July 31, 2022
Here at Greenbrier Campground, we love sharing local history with our visitors. Before the establishment of the Great Smoky Mountains National Park, the Greenbrier area was home to a thriving community of people whose ancestors first settled in the region in the mid-1700s. One of our favorite stories from Greenbrier’s past concerns Perry Shults, the proprietor of a fabled Smoky Mountain gold mine. Read on to learn all about one of the wildest legends from the Smokies.
Around the time of the Civil War, a blacksmith named Perry Shults apparently struck it rich. Somewhere in upper Greenbrier Cove near Webb Creek, it is believed that Shults set out with his pick and shovel and discovered a shallow streak of pure gold on the ground. Having uncovered this secret treasure trove in the Smokies, Perry moved quickly to stake his claim.
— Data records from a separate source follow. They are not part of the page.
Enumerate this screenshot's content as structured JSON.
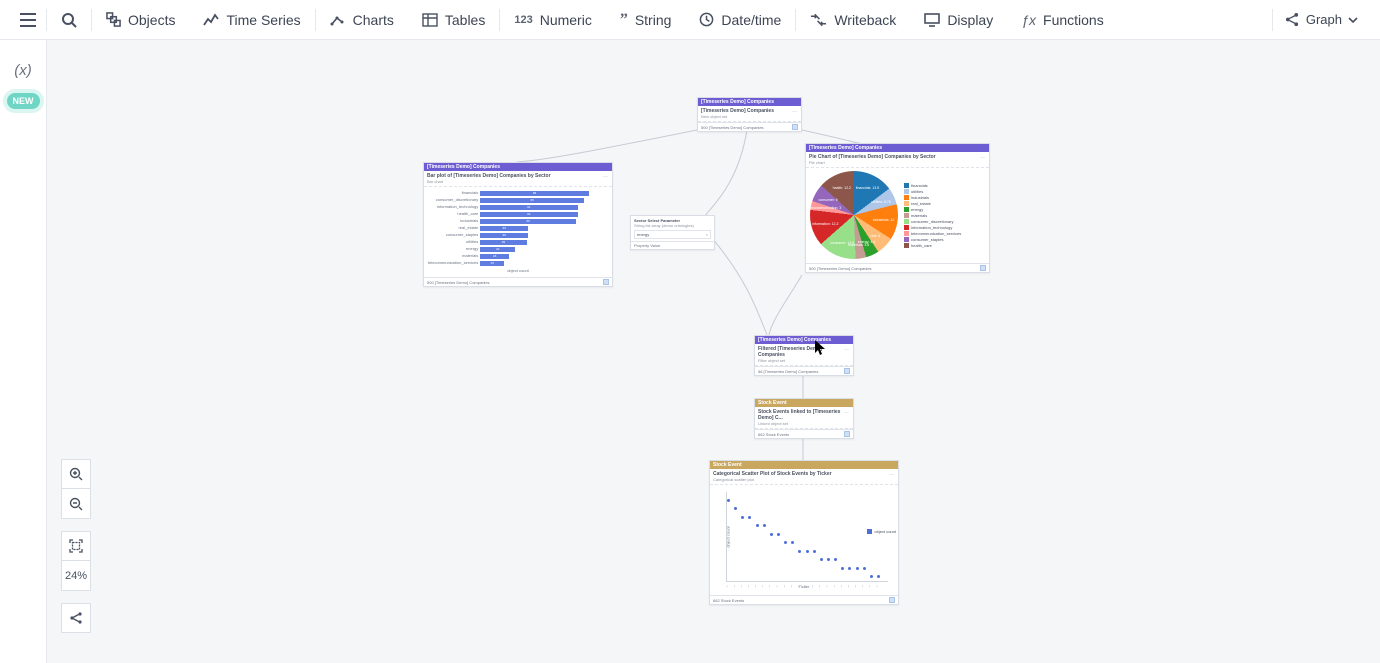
{
  "toolbar": {
    "items": [
      {
        "id": "objects",
        "label": "Objects"
      },
      {
        "id": "timeseries",
        "label": "Time Series"
      },
      {
        "id": "charts",
        "label": "Charts"
      },
      {
        "id": "tables",
        "label": "Tables"
      },
      {
        "id": "numeric",
        "label": "Numeric"
      },
      {
        "id": "string",
        "label": "String"
      },
      {
        "id": "datetime",
        "label": "Date/time"
      },
      {
        "id": "writeback",
        "label": "Writeback"
      },
      {
        "id": "display",
        "label": "Display"
      },
      {
        "id": "functions",
        "label": "Functions"
      }
    ],
    "view_mode": "Graph"
  },
  "leftbar": {
    "new_label": "NEW"
  },
  "zoom": {
    "percent": "24%"
  },
  "node_top": {
    "hdr": "[Timeseries Demo] Companies",
    "title": "[Timeseries Demo] Companies",
    "sub": "New object set",
    "footer": "500 [Timeseries Demo] Companies"
  },
  "param_node": {
    "title": "Sector Select Parameter",
    "sub": "String list array (demo ontologies)",
    "field_label": "energy",
    "pfoot": "Property Value"
  },
  "bar_node": {
    "hdr": "[Timeseries Demo] Companies",
    "title": "Bar plot of [Timeseries Demo] Companies by Sector",
    "sub": "Bar chart",
    "xlabel": "object count",
    "footer": "500 [Timeseries Demo] Companies"
  },
  "pie_node": {
    "hdr": "[Timeseries Demo] Companies",
    "title": "Pie Chart of [Timeseries Demo] Companies by Sector",
    "sub": "Pie chart",
    "footer": "500 [Timeseries Demo] Companies"
  },
  "filter_node": {
    "hdr": "[Timeseries Demo] Companies",
    "title": "Filtered [Timeseries Demo] Companies",
    "sub": "Filter object set",
    "footer": "56 [Timeseries Demo] Companies"
  },
  "link_node": {
    "hdr": "Stock Event",
    "title": "Stock Events linked to [Timeseries Demo] C...",
    "sub": "Linked object set",
    "footer": "662 Stock Events"
  },
  "scatter_node": {
    "hdr": "Stock Event",
    "title": "Categorical Scatter Plot of Stock Events by Ticker",
    "sub": "Categorical scatter plot",
    "xlabel": "Ticker",
    "ylabel": "object count",
    "legend": "object count",
    "footer": "662 Stock Events"
  },
  "chart_data": [
    {
      "type": "bar",
      "orientation": "horizontal",
      "title": "Bar plot of [Timeseries Demo] Companies by Sector",
      "xlabel": "object count",
      "ylabel": "",
      "xlim": [
        0,
        80
      ],
      "categories": [
        "financials",
        "consumer_discretionary",
        "information_technology",
        "health_care",
        "industrials",
        "real_estate",
        "consumer_staples",
        "utilities",
        "energy",
        "materials",
        "telecommunication_services"
      ],
      "values": [
        68,
        65,
        61,
        61,
        60,
        30,
        30,
        29,
        22,
        18,
        15
      ]
    },
    {
      "type": "pie",
      "title": "Pie Chart of [Timeseries Demo] Companies by Sector",
      "series": [
        {
          "name": "financials",
          "value": 13.5,
          "color": "#1f77b4"
        },
        {
          "name": "utilities",
          "value": 5.76,
          "color": "#aec7e8"
        },
        {
          "name": "industrials",
          "value": 12.0,
          "color": "#ff7f0e"
        },
        {
          "name": "real_estate",
          "value": 6.0,
          "color": "#ffbb78"
        },
        {
          "name": "energy",
          "value": 4.4,
          "color": "#2ca02c"
        },
        {
          "name": "materials",
          "value": 3.6,
          "color": "#c49c94"
        },
        {
          "name": "consumer_discretionary",
          "value": 12.9,
          "color": "#98df8a"
        },
        {
          "name": "information_technology",
          "value": 12.2,
          "color": "#d62728"
        },
        {
          "name": "telecommunication_services",
          "value": 3.0,
          "color": "#ff9896"
        },
        {
          "name": "consumer_staples",
          "value": 6.0,
          "color": "#9467bd"
        },
        {
          "name": "health_care",
          "value": 12.2,
          "color": "#8c564b"
        }
      ]
    },
    {
      "type": "scatter",
      "title": "Categorical Scatter Plot of Stock Events by Ticker",
      "xlabel": "Ticker",
      "ylabel": "object count",
      "x": [
        0,
        1,
        2,
        3,
        4,
        5,
        6,
        7,
        8,
        9,
        10,
        11,
        12,
        13,
        14,
        15,
        16,
        17,
        18,
        19,
        20,
        21
      ],
      "y": [
        18,
        17,
        16,
        16,
        15,
        15,
        14,
        14,
        13,
        13,
        12,
        12,
        12,
        11,
        11,
        11,
        10,
        10,
        10,
        10,
        9,
        9
      ]
    }
  ]
}
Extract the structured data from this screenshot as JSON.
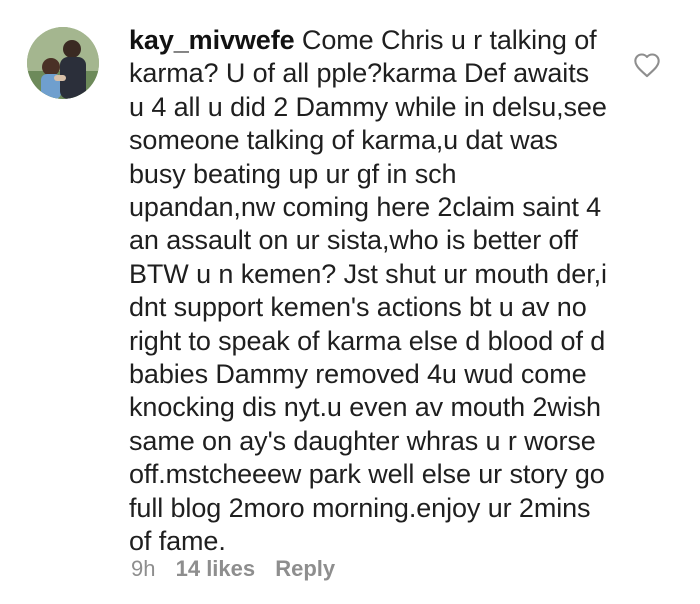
{
  "comment": {
    "username": "kay_mivwefe",
    "text": "Come Chris u r talking of karma? U of all pple?karma Def awaits u 4 all u did 2 Dammy while in delsu,see someone talking of karma,u dat was busy beating up ur gf in sch upandan,nw coming here 2claim saint 4 an assault on ur sista,who is better off BTW u n kemen? Jst shut ur mouth der,i dnt support kemen's actions bt u av no right to speak of karma else d blood of d babies Dammy removed 4u wud come knocking dis nyt.u even av mouth 2wish same on ay's daughter whras u r worse off.mstcheeew park well else ur story go full blog 2moro morning.enjoy ur 2mins of fame.",
    "time": "9h",
    "likes": "14 likes",
    "reply_label": "Reply",
    "avatar_icon": "user-avatar-photo",
    "like_icon": "heart-outline-icon"
  },
  "colors": {
    "text": "#1f1f1f",
    "meta": "#8e8e8e",
    "background": "#ffffff"
  }
}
In 1867, Shults obtained a corporate charter from the state of Tennessee to mine in the area that included Greenbrier Pinnacle and the nearby mountains. Interestingly, the charter was only licensed for mining silver, lead, copper, and zinc, with no mention of gold. Perry is remembered as always having plenty of silver dollars in his pockets, while most men in the area had no money.
In any case, Shults’s mining operation caused quite a stir amongst the residents of Greenbrier, with new rumors about the mine spreading each day. Legend has it that the mine included a long tunnel that began at Porters Flat in Tennessee and ended on the North Carolina side of the Smokies. One story claims that mining parties from both states were working in the tunnel one day when they unexpectedly met each other in the middle!
Shults’s Smoky Mountain gold mining operation was intertwined with a more nefarious hobby: counterfeiting! As a blacksmith, Perry had access to a forge that could melt gold nuggets for coins. Shults was also aided by a friend who used to work for the U.S. mint. Perry’s pal supposedly pinched some gold coin reproduction plates before fleeing to the Smoky Mountains.
While Shults succeeded in creating authentic looking coins, his creations were not convincing enough to fool the Treasury Department. When federal agents started searching for the counterfeiter behind the coins, Perry decided to cut his losses. Apparently, Shults tossed the stolen treasury plates into the Pigeon River and lived out the rest of his life under the radar. In another account of the story, Perry headed west after the feds started to investigate him.
What became of Shults’s mine? No one can say for sure. To elude potential robbers, Perry never revealed where his secret mine was hidden. Whenever he visited the operation, he would take a different trail in case someone was following him. This secrecy ended up backfiring, because when Shults had a stroke later in life, he was unable to describe to his wife where his coins were buried.
In 1967, a man named Walt Rice purchased Shults’s home and came across a clay pot in his garden filled with gold and silver coins valued at $37,000. This set off a flurry of speculation among treasure hunters who were eager to get their hands on the rest of Shults’s fortune. During the 60s, it wasn’t uncommon for folks who lived in the Greenbrier area to claim that they had a map (or half a map) of the Shults mine. Some unscrupulous con men would sell pieces of the alleged map to anyone who was desperate enough to pay for it.
To date, no one has been able to find the legendary Smoky Mountain gold mine or confirm that it ever existed. However, you never know what you may stumble upon when you visit Greenbrier Campground! While we can’t promise that you will find buried treasure during your vacation, we can ensure that you will have plenty of new experiences to treasure. Whether it’s hiking, swimming, roasting marshmallows, or sleeping under the stars, you will love camping in this incredibly beautiful area. To start planning your getaway, learn more about the amenities at Greenbrier Campground.